Your objective: Please copy out each entry, word for word.

######

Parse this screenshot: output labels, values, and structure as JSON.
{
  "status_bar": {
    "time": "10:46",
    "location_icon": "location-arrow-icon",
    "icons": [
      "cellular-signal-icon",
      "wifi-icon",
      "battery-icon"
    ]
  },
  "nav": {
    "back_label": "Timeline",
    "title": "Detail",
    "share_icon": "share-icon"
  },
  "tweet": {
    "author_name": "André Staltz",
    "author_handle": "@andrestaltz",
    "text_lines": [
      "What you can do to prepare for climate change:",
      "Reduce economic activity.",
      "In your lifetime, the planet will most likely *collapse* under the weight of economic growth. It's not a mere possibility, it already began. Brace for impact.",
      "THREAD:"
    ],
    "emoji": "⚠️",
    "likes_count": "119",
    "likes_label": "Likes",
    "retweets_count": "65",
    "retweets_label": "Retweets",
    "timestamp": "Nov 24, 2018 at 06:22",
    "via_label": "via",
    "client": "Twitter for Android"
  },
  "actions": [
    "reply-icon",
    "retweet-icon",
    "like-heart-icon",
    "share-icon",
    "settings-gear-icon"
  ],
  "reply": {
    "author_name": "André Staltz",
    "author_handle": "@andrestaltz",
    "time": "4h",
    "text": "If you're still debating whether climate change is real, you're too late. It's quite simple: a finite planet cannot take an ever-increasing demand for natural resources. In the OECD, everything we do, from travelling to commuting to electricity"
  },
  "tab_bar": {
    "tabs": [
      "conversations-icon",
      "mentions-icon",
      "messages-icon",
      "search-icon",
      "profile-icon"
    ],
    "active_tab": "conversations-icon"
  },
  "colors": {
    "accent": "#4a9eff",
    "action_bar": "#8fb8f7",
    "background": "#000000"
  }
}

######

Task response:
Parse this screenshot: output labels, values, and structure as JSON.
{
  "status_bar": {
    "time": "10:46",
    "location_icon": "location-arrow-icon",
    "icons": [
      "cellular-signal-icon",
      "wifi-icon",
      "battery-icon"
    ]
  },
  "nav": {
    "back_label": "Timeline",
    "title": "Detail",
    "share_icon": "share-icon"
  },
  "tweet": {
    "author_name": "André Staltz",
    "author_handle": "@andrestaltz",
    "text_lines": [
      "What you can do to prepare for climate change:",
      "Reduce economic activity.",
      "In your lifetime, the planet will most likely *collapse* under the weight of economic growth. It's not a mere possibility, it already began. Brace for impact.",
      "THREAD:"
    ],
    "emoji": "⚠️",
    "likes_count": "119",
    "likes_label": "Likes",
    "retweets_count": "65",
    "retweets_label": "Retweets",
    "timestamp": "Nov 24, 2018 at 06:22",
    "via_label": "via",
    "client": "Twitter for Android"
  },
  "actions": [
    "reply-icon",
    "retweet-icon",
    "like-heart-icon",
    "share-icon",
    "settings-gear-icon"
  ],
  "reply": {
    "author_name": "André Staltz",
    "author_handle": "@andrestaltz",
    "time": "4h",
    "text": "If you're still debating whether climate change is real, you're too late. It's quite simple: a finite planet cannot take an ever-increasing demand for natural resources. In the OECD, everything we do, from travelling to commuting to electricity"
  },
  "tab_bar": {
    "tabs": [
      "conversations-icon",
      "mentions-icon",
      "messages-icon",
      "search-icon",
      "profile-icon"
    ],
    "active_tab": "conversations-icon"
  },
  "colors": {
    "accent": "#4a9eff",
    "action_bar": "#8fb8f7",
    "background": "#000000"
  }
}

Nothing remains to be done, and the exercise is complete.